I met Scooter Libby once or twice in the early 1990’s, when he held a high-ranking post in the Defense Department. On the last occasion, I had just returned from a visit to North Korea, and I told him of my intuition that Kim Il Sung might unveil a nuclear weapon on his upcoming birthday. I remember Scooter scribbling down a note but not saying a word in response to my—as it turned out, non-prescient—observation.
I haven’t seen Scooter since, but I’ve followed his career over the years and watched his trial closely. I didn’t hear all the evidence the jury heard, which led them to their conclusion that he is guilty of four out of the five counts with which he was charged.

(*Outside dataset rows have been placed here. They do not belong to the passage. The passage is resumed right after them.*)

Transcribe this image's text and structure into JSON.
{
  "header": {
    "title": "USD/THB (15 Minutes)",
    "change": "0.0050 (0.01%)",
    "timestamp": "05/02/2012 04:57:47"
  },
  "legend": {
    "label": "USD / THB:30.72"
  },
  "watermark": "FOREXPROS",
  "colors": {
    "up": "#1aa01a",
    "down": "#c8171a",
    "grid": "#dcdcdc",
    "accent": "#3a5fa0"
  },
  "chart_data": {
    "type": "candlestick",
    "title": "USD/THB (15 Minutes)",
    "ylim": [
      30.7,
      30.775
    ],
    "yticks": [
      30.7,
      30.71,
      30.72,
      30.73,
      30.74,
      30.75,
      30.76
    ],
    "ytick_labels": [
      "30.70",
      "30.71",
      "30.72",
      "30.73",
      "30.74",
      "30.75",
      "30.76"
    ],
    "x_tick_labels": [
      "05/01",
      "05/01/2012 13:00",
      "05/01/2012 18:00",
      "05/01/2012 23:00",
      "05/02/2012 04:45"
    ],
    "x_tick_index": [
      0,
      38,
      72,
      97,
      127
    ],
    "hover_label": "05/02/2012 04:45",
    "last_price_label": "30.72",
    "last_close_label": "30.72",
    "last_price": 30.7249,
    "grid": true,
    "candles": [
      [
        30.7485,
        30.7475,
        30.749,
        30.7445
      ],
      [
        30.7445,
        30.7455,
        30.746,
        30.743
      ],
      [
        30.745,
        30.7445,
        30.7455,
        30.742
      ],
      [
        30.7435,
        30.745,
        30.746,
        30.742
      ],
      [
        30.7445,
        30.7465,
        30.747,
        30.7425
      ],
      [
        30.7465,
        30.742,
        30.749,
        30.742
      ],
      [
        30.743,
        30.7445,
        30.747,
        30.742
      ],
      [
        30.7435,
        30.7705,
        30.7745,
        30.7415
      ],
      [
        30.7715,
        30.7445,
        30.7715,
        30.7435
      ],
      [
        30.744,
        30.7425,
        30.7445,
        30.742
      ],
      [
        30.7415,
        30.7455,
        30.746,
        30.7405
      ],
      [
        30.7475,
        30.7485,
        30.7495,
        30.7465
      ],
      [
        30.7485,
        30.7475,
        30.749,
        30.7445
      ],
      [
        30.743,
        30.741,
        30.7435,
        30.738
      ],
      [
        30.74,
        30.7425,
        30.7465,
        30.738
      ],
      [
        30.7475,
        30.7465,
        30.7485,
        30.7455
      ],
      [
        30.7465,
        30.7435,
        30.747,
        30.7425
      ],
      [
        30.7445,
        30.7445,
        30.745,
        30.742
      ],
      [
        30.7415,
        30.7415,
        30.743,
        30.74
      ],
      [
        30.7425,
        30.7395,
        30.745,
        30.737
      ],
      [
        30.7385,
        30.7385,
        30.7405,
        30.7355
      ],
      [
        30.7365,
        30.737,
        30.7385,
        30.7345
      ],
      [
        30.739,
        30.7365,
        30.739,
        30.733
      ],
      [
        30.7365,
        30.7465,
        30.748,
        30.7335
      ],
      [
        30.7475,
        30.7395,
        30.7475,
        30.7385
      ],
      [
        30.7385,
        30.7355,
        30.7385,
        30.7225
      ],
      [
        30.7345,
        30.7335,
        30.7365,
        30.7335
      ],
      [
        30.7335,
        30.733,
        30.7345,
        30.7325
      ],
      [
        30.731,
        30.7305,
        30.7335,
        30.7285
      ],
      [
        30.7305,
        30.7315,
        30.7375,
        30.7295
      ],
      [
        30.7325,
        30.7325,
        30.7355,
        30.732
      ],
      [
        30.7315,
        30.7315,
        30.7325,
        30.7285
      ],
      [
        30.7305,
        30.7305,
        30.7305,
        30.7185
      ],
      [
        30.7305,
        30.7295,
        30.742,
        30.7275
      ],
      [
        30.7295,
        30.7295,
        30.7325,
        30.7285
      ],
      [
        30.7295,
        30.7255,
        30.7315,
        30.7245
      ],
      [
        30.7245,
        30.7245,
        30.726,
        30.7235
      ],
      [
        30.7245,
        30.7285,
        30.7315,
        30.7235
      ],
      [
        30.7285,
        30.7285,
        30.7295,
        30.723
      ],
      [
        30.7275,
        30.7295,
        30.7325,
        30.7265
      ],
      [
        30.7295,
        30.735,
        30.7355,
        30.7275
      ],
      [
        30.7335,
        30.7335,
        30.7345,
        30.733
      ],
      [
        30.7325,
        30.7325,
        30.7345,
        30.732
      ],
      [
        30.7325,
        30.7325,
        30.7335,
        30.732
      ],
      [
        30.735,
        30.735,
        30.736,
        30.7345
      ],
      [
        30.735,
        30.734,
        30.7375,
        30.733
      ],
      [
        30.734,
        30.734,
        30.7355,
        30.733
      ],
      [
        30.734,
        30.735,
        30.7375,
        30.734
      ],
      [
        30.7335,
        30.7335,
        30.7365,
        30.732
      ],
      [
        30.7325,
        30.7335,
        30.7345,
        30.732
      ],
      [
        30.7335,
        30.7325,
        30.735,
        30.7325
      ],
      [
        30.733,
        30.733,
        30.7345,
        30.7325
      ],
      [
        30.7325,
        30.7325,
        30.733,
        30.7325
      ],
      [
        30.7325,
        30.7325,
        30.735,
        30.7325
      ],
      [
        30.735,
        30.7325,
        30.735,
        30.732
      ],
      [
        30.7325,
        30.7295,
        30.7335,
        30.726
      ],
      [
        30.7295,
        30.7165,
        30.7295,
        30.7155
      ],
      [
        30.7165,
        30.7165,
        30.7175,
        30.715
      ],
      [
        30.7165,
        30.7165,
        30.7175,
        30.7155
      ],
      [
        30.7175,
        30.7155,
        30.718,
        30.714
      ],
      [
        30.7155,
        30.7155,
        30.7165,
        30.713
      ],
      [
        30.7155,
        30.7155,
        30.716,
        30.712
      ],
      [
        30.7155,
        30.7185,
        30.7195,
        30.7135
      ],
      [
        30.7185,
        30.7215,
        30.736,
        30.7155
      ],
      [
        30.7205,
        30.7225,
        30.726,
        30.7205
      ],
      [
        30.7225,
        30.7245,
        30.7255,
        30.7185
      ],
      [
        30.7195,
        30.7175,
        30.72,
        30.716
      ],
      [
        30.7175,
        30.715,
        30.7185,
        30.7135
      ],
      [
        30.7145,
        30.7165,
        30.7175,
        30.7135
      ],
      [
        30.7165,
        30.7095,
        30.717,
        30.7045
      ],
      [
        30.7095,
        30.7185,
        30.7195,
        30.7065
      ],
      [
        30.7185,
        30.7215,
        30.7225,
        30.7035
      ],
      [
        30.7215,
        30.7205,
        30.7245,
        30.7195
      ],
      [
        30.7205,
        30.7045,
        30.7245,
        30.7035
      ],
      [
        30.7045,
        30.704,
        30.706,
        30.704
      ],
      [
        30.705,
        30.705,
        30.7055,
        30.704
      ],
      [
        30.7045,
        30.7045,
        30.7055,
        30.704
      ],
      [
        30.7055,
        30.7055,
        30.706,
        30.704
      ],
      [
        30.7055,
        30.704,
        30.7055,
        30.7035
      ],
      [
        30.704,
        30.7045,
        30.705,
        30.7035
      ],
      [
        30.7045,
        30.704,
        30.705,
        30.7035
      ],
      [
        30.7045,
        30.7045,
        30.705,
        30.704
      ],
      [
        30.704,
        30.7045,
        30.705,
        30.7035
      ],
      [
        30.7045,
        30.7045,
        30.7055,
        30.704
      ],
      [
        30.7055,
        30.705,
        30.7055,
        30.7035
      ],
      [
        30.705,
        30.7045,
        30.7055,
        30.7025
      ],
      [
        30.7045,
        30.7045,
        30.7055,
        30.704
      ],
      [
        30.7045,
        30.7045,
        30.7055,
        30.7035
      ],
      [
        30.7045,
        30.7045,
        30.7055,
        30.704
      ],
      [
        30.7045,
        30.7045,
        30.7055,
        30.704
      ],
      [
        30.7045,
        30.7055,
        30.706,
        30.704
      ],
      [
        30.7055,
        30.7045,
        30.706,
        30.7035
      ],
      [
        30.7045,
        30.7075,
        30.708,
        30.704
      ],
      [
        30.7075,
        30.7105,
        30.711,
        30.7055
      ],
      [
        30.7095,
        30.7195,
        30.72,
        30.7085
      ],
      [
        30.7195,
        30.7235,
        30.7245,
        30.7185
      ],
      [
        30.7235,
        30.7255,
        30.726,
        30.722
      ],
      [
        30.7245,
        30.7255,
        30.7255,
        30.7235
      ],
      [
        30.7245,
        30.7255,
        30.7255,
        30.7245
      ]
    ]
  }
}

But when one compares what he was indicted for—lying to the FBI and to a grand jury—with what the special prosecutor Patrick Fitzgerald was appointed to investigate—the leak of the name of a CIA officer whose covert status has yet to be established and the disclosure of which may therefore not even have been a crime—one cannot help being appalled that this case ever came to trial. And when one considers that, as we now know, the identity of the real leaker—Richard Armitage—was clear to the special prosecutor Patrick Fitzgerald almost as soon as he was assigned the case, the whole affair, involving the hounding of a public servant working tirelessly to protect the country from a second September 11, takes on another coloration altogether: another case of the wanton criminalization of policy disagreements, another case study of a special prosecutor run amok, a terrible injustice. Let the appeals begin.